Start of Records for the task
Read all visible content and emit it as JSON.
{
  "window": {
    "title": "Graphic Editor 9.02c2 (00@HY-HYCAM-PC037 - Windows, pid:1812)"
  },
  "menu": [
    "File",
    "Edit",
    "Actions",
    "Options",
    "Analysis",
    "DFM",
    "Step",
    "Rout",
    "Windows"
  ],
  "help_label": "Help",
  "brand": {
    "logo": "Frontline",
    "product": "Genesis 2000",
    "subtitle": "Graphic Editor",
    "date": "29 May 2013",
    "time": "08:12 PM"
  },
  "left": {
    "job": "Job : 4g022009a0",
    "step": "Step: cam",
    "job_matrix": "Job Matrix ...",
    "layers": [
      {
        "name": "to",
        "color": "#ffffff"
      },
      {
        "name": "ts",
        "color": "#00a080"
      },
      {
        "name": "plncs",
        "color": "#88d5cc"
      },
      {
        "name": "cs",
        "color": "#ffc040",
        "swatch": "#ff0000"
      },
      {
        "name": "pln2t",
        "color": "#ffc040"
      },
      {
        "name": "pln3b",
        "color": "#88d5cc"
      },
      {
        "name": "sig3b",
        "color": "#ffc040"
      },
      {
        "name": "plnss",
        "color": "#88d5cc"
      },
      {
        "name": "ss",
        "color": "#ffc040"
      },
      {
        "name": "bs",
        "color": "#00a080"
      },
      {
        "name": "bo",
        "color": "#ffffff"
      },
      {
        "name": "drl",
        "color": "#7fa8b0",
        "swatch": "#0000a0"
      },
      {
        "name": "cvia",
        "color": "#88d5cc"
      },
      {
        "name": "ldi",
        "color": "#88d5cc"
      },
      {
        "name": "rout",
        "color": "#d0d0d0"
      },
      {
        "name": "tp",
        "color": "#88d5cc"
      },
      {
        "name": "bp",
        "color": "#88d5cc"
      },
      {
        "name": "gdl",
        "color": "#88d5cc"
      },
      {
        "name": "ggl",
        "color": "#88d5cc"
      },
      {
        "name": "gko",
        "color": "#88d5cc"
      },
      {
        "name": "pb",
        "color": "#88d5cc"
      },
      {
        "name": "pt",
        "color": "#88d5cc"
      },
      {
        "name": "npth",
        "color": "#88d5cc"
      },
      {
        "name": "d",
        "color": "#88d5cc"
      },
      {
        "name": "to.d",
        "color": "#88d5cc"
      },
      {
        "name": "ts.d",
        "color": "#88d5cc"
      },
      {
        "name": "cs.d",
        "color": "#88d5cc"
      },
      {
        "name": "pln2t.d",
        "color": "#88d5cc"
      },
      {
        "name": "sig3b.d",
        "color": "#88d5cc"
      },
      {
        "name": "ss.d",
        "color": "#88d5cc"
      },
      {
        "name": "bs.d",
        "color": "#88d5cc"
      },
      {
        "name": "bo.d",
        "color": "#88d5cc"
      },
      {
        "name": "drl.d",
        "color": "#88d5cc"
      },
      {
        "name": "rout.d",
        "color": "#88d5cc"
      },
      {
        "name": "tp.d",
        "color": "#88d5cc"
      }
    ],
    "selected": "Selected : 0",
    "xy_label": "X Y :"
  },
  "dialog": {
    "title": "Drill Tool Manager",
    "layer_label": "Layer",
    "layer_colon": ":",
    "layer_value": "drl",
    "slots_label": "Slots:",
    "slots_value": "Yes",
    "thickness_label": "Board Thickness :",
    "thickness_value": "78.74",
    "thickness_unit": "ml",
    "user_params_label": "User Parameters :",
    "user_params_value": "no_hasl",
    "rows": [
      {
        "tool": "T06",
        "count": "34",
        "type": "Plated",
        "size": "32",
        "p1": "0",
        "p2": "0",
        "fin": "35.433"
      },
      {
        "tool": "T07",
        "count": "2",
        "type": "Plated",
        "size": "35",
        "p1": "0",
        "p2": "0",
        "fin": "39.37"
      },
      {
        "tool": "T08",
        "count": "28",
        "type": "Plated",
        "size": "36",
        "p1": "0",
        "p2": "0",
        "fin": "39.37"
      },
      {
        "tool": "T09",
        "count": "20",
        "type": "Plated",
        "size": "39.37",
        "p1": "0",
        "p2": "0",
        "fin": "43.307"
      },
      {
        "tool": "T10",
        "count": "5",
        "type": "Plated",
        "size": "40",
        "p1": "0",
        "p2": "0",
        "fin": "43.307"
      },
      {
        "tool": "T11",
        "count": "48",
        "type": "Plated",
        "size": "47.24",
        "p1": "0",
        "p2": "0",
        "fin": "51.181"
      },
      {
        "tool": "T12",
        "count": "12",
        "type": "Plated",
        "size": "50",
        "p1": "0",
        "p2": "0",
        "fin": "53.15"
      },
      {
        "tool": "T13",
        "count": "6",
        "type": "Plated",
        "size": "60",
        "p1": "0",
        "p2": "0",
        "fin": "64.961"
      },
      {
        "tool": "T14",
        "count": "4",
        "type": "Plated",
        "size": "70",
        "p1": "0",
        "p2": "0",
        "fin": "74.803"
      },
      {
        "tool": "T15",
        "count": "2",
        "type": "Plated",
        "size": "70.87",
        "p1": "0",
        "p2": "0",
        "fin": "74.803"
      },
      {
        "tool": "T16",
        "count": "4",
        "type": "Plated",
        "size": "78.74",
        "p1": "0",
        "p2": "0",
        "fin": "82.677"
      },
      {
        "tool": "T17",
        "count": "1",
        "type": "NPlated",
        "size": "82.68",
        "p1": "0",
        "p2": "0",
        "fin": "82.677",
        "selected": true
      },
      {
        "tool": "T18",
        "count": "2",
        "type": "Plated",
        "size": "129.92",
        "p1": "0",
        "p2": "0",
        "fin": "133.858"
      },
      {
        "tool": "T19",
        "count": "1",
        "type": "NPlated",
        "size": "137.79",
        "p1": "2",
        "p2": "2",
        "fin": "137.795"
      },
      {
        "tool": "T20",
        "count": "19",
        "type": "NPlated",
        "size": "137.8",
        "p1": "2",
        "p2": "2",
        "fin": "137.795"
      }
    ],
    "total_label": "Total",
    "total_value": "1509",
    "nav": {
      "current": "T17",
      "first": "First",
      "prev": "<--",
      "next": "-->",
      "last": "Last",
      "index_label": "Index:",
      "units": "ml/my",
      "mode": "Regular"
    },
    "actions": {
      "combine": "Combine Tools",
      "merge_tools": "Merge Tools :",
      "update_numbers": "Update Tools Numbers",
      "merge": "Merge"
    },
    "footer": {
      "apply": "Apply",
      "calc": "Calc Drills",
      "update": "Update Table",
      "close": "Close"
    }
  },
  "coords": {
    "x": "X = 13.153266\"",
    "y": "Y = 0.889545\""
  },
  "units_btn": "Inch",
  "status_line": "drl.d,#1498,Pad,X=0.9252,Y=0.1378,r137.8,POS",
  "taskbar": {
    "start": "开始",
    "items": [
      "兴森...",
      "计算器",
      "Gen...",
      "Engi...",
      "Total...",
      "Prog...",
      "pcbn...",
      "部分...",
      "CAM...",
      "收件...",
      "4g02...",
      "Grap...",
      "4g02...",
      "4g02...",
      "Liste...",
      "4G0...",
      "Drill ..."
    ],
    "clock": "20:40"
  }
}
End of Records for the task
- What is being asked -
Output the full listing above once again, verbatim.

- Result below -
Read all visible content and emit it as JSON.
{
  "window": {
    "title": "Graphic Editor 9.02c2 (00@HY-HYCAM-PC037 - Windows, pid:1812)"
  },
  "menu": [
    "File",
    "Edit",
    "Actions",
    "Options",
    "Analysis",
    "DFM",
    "Step",
    "Rout",
    "Windows"
  ],
  "help_label": "Help",
  "brand": {
    "logo": "Frontline",
    "product": "Genesis 2000",
    "subtitle": "Graphic Editor",
    "date": "29 May 2013",
    "time": "08:12 PM"
  },
  "left": {
    "job": "Job : 4g022009a0",
    "step": "Step: cam",
    "job_matrix": "Job Matrix ...",
    "layers": [
      {
        "name": "to",
        "color": "#ffffff"
      },
      {
        "name": "ts",
        "color": "#00a080"
      },
      {
        "name": "plncs",
        "color": "#88d5cc"
      },
      {
        "name": "cs",
        "color": "#ffc040",
        "swatch": "#ff0000"
      },
      {
        "name": "pln2t",
        "color": "#ffc040"
      },
      {
        "name": "pln3b",
        "color": "#88d5cc"
      },
      {
        "name": "sig3b",
        "color": "#ffc040"
      },
      {
        "name": "plnss",
        "color": "#88d5cc"
      },
      {
        "name": "ss",
        "color": "#ffc040"
      },
      {
        "name": "bs",
        "color": "#00a080"
      },
      {
        "name": "bo",
        "color": "#ffffff"
      },
      {
        "name": "drl",
        "color": "#7fa8b0",
        "swatch": "#0000a0"
      },
      {
        "name": "cvia",
        "color": "#88d5cc"
      },
      {
        "name": "ldi",
        "color": "#88d5cc"
      },
      {
        "name": "rout",
        "color": "#d0d0d0"
      },
      {
        "name": "tp",
        "color": "#88d5cc"
      },
      {
        "name": "bp",
        "color": "#88d5cc"
      },
      {
        "name": "gdl",
        "color": "#88d5cc"
      },
      {
        "name": "ggl",
        "color": "#88d5cc"
      },
      {
        "name": "gko",
        "color": "#88d5cc"
      },
      {
        "name": "pb",
        "color": "#88d5cc"
      },
      {
        "name": "pt",
        "color": "#88d5cc"
      },
      {
        "name": "npth",
        "color": "#88d5cc"
      },
      {
        "name": "d",
        "color": "#88d5cc"
      },
      {
        "name": "to.d",
        "color": "#88d5cc"
      },
      {
        "name": "ts.d",
        "color": "#88d5cc"
      },
      {
        "name": "cs.d",
        "color": "#88d5cc"
      },
      {
        "name": "pln2t.d",
        "color": "#88d5cc"
      },
      {
        "name": "sig3b.d",
        "color": "#88d5cc"
      },
      {
        "name": "ss.d",
        "color": "#88d5cc"
      },
      {
        "name": "bs.d",
        "color": "#88d5cc"
      },
      {
        "name": "bo.d",
        "color": "#88d5cc"
      },
      {
        "name": "drl.d",
        "color": "#88d5cc"
      },
      {
        "name": "rout.d",
        "color": "#88d5cc"
      },
      {
        "name": "tp.d",
        "color": "#88d5cc"
      }
    ],
    "selected": "Selected : 0",
    "xy_label": "X Y :"
  },
  "dialog": {
    "title": "Drill Tool Manager",
    "layer_label": "Layer",
    "layer_colon": ":",
    "layer_value": "drl",
    "slots_label": "Slots:",
    "slots_value": "Yes",
    "thickness_label": "Board Thickness :",
    "thickness_value": "78.74",
    "thickness_unit": "ml",
    "user_params_label": "User Parameters :",
    "user_params_value": "no_hasl",
    "rows": [
      {
        "tool": "T06",
        "count": "34",
        "type": "Plated",
        "size": "32",
        "p1": "0",
        "p2": "0",
        "fin": "35.433"
      },
      {
        "tool": "T07",
        "count": "2",
        "type": "Plated",
        "size": "35",
        "p1": "0",
        "p2": "0",
        "fin": "39.37"
      },
      {
        "tool": "T08",
        "count": "28",
        "type": "Plated",
        "size": "36",
        "p1": "0",
        "p2": "0",
        "fin": "39.37"
      },
      {
        "tool": "T09",
        "count": "20",
        "type": "Plated",
        "size": "39.37",
        "p1": "0",
        "p2": "0",
        "fin": "43.307"
      },
      {
        "tool": "T10",
        "count": "5",
        "type": "Plated",
        "size": "40",
        "p1": "0",
        "p2": "0",
        "fin": "43.307"
      },
      {
        "tool": "T11",
        "count": "48",
        "type": "Plated",
        "size": "47.24",
        "p1": "0",
        "p2": "0",
        "fin": "51.181"
      },
      {
        "tool": "T12",
        "count": "12",
        "type": "Plated",
        "size": "50",
        "p1": "0",
        "p2": "0",
        "fin": "53.15"
      },
      {
        "tool": "T13",
        "count": "6",
        "type": "Plated",
        "size": "60",
        "p1": "0",
        "p2": "0",
        "fin": "64.961"
      },
      {
        "tool": "T14",
        "count": "4",
        "type": "Plated",
        "size": "70",
        "p1": "0",
        "p2": "0",
        "fin": "74.803"
      },
      {
        "tool": "T15",
        "count": "2",
        "type": "Plated",
        "size": "70.87",
        "p1": "0",
        "p2": "0",
        "fin": "74.803"
      },
      {
        "tool": "T16",
        "count": "4",
        "type": "Plated",
        "size": "78.74",
        "p1": "0",
        "p2": "0",
        "fin": "82.677"
      },
      {
        "tool": "T17",
        "count": "1",
        "type": "NPlated",
        "size": "82.68",
        "p1": "0",
        "p2": "0",
        "fin": "82.677",
        "selected": true
      },
      {
        "tool": "T18",
        "count": "2",
        "type": "Plated",
        "size": "129.92",
        "p1": "0",
        "p2": "0",
        "fin": "133.858"
      },
      {
        "tool": "T19",
        "count": "1",
        "type": "NPlated",
        "size": "137.79",
        "p1": "2",
        "p2": "2",
        "fin": "137.795"
      },
      {
        "tool": "T20",
        "count": "19",
        "type": "NPlated",
        "size": "137.8",
        "p1": "2",
        "p2": "2",
        "fin": "137.795"
      }
    ],
    "total_label": "Total",
    "total_value": "1509",
    "nav": {
      "current": "T17",
      "first": "First",
      "prev": "<--",
      "next": "-->",
      "last": "Last",
      "index_label": "Index:",
      "units": "ml/my",
      "mode": "Regular"
    },
    "actions": {
      "combine": "Combine Tools",
      "merge_tools": "Merge Tools :",
      "update_numbers": "Update Tools Numbers",
      "merge": "Merge"
    },
    "footer": {
      "apply": "Apply",
      "calc": "Calc Drills",
      "update": "Update Table",
      "close": "Close"
    }
  },
  "coords": {
    "x": "X = 13.153266\"",
    "y": "Y = 0.889545\""
  },
  "units_btn": "Inch",
  "status_line": "drl.d,#1498,Pad,X=0.9252,Y=0.1378,r137.8,POS",
  "taskbar": {
    "start": "开始",
    "items": [
      "兴森...",
      "计算器",
      "Gen...",
      "Engi...",
      "Total...",
      "Prog...",
      "pcbn...",
      "部分...",
      "CAM...",
      "收件...",
      "4g02...",
      "Grap...",
      "4g02...",
      "4g02...",
      "Liste...",
      "4G0...",
      "Drill ..."
    ],
    "clock": "20:40"
  }
}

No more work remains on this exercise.